   For Greenwood, this was the highlight of the week. She says, "Meeting the President was very exciting. I was determined to talk to him when it was my turn to introduce myself in the receiving line. I actually had a short conversation with him in which I asked about his recent controversial and exhilarating trip to China and spoke to him about reducing teen smoking. We also discovered that we play the same model of alto saxophone which is a fun coincidence."
  
   Greenwood returned with a better understanding of the process of democracy and a new awareness of politicians' jobs. "Politicians really do care," explains Greenwood, "and they truly represent their constituents. I admit I was skeptical at first about them, but after talking with several of them and seeing how they work, as well as experiencing government operations first hand, I have a new respect for them. They're not in politics to get the glory. They want to make changes and help people."
  
   Morgan enjoyed her visits with Washington State Congressman Rick White and Senator Patty Murray and found them very responsive to new ideas and opinions. In addition, she was influenced by some of the women speakers, particularly Claudia Jean Kennedy.
  
   "She is the highest ranking female in the Armed Services," states Greenwood. "She is a strong woman and her message was that as a woman, don't let anyone stand in your way. Go after what you want and what you think is right." As a member of Girls' Nation, Morgan feels she has enhanced many of her personal skills.
  
   She says, "My public speaking skills have gotten so much stronger, especially the ability to think and speak off the top of my head in a clear and persuasive manner."
  
   After graduation Greenwood plans to attend college to pursue a major in international business and/or political science and hopes to study abroad in France.
  
   "My Girls' Nation experience was an incredible learning experience," says Greenwood. "I feel honored to have participated, and being among the other girls from all over the U.S. was wonderful. We became a close knit group and it was great to see everyone excited about the issues. High school kids are at a very influential age as we will be voting soon. It's important for everyone to get interested in current events and politics because these things effect all of us. We have to stop apathy and try to care more about what's happening around us."
  
   Representing American Legion Boys Nation from Washington State was WHS student Sina Nazemi.
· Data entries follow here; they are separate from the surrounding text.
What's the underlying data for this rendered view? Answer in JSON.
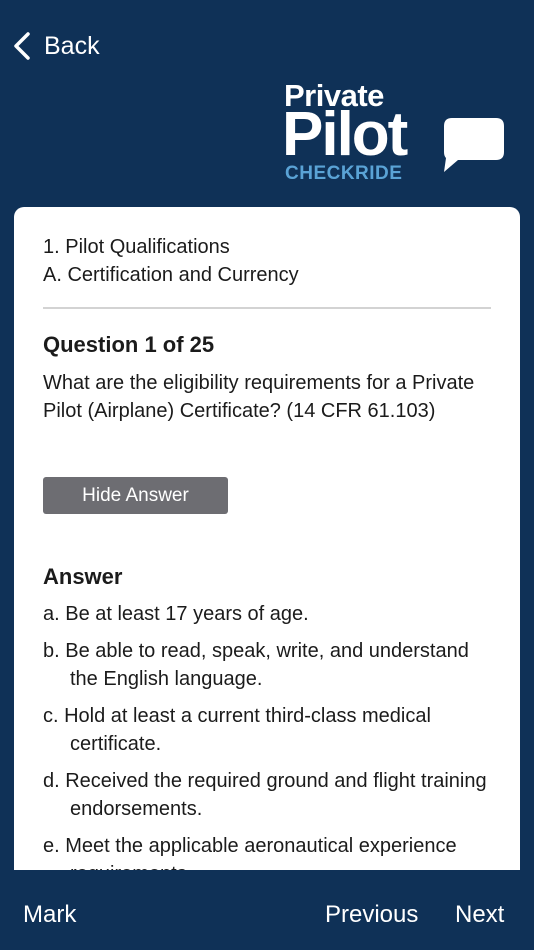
{
  "header": {
    "back_label": "Back",
    "logo": {
      "line1": "Private",
      "line2": "Pilot",
      "line3": "CHECKRIDE"
    }
  },
  "card": {
    "section": "1. Pilot Qualifications",
    "category": "A. Certification and Currency",
    "question_number": "Question 1 of 25",
    "question_text": "What are the eligibility requirements for a Private Pilot (Airplane) Certificate? (14 CFR 61.103)",
    "hide_answer_label": "Hide Answer",
    "answer_title": "Answer",
    "answers": [
      "a. Be at least 17 years of age.",
      "b. Be able to read, speak, write, and understand the English language.",
      "c. Hold at least a current third-class medical certificate.",
      "d. Received the required ground and flight training endorsements.",
      "e. Meet the applicable aeronautical experience requirements."
    ]
  },
  "footer": {
    "mark_label": "Mark",
    "previous_label": "Previous",
    "next_label": "Next"
  },
  "colors": {
    "background": "#0f3157",
    "card": "#ffffff",
    "accent": "#5aa3d6",
    "button_gray": "#6d6d72"
  }
}
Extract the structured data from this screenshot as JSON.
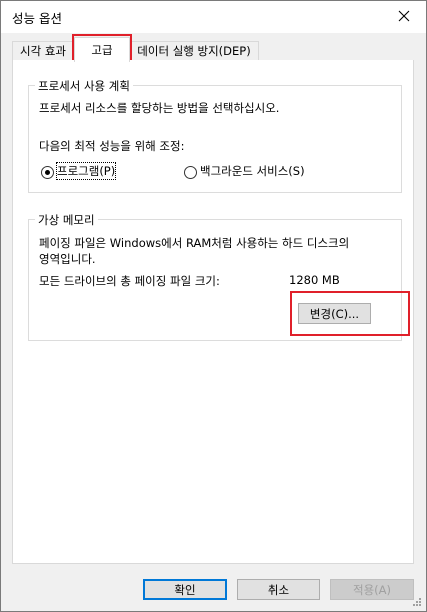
{
  "window": {
    "title": "성능 옵션"
  },
  "tabs": [
    {
      "label": "시각 효과",
      "active": false
    },
    {
      "label": "고급",
      "active": true
    },
    {
      "label": "데이터 실행 방지(DEP)",
      "active": false
    }
  ],
  "processor": {
    "group_title": "프로세서 사용 계획",
    "description": "프로세서 리소스를 할당하는 방법을 선택하십시오.",
    "adjust_label": "다음의 최적 성능을 위해 조정:",
    "options": [
      {
        "label": "프로그램(P)",
        "checked": true
      },
      {
        "label": "백그라운드 서비스(S)",
        "checked": false
      }
    ]
  },
  "virtual_memory": {
    "group_title": "가상 메모리",
    "description_line1": "페이징 파일은 Windows에서 RAM처럼 사용하는 하드 디스크의",
    "description_line2": "영역입니다.",
    "total_label": "모든 드라이브의 총 페이징 파일 크기:",
    "total_value": "1280 MB",
    "change_button": "변경(C)..."
  },
  "footer": {
    "ok": "확인",
    "cancel": "취소",
    "apply": "적용(A)"
  },
  "colors": {
    "highlight_red": "#e0202a",
    "default_button_border": "#0078d7"
  },
  "icons": {
    "close": "close-icon"
  }
}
Nazemi participated in an experience similar to Greenwood. He was unavailable for an interview.